## Exercise aim
Would you output all the entries below without altering a word?
────────
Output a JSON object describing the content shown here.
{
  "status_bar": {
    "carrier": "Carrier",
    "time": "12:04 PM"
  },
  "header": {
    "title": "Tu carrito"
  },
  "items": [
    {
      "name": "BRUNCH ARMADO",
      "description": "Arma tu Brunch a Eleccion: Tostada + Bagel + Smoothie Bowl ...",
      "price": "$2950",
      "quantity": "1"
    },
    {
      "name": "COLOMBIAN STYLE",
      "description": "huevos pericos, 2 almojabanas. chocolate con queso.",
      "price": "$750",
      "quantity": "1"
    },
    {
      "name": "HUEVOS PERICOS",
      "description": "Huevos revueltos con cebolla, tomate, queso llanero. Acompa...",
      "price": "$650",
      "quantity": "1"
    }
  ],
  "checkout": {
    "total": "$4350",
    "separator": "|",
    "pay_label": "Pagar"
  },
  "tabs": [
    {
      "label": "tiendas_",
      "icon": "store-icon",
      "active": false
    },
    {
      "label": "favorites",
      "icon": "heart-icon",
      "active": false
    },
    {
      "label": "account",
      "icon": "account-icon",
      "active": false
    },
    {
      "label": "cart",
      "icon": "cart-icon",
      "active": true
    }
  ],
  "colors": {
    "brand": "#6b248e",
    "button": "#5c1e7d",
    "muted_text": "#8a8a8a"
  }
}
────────
## Answer to this exercise
Output a JSON object describing the content shown here.
{
  "status_bar": {
    "carrier": "Carrier",
    "time": "12:04 PM"
  },
  "header": {
    "title": "Tu carrito"
  },
  "items": [
    {
      "name": "BRUNCH ARMADO",
      "description": "Arma tu Brunch a Eleccion: Tostada + Bagel + Smoothie Bowl ...",
      "price": "$2950",
      "quantity": "1"
    },
    {
      "name": "COLOMBIAN STYLE",
      "description": "huevos pericos, 2 almojabanas. chocolate con queso.",
      "price": "$750",
      "quantity": "1"
    },
    {
      "name": "HUEVOS PERICOS",
      "description": "Huevos revueltos con cebolla, tomate, queso llanero. Acompa...",
      "price": "$650",
      "quantity": "1"
    }
  ],
  "checkout": {
    "total": "$4350",
    "separator": "|",
    "pay_label": "Pagar"
  },
  "tabs": [
    {
      "label": "tiendas_",
      "icon": "store-icon",
      "active": false
    },
    {
      "label": "favorites",
      "icon": "heart-icon",
      "active": false
    },
    {
      "label": "account",
      "icon": "account-icon",
      "active": false
    },
    {
      "label": "cart",
      "icon": "cart-icon",
      "active": true
    }
  ],
  "colors": {
    "brand": "#6b248e",
    "button": "#5c1e7d",
    "muted_text": "#8a8a8a"
  }
}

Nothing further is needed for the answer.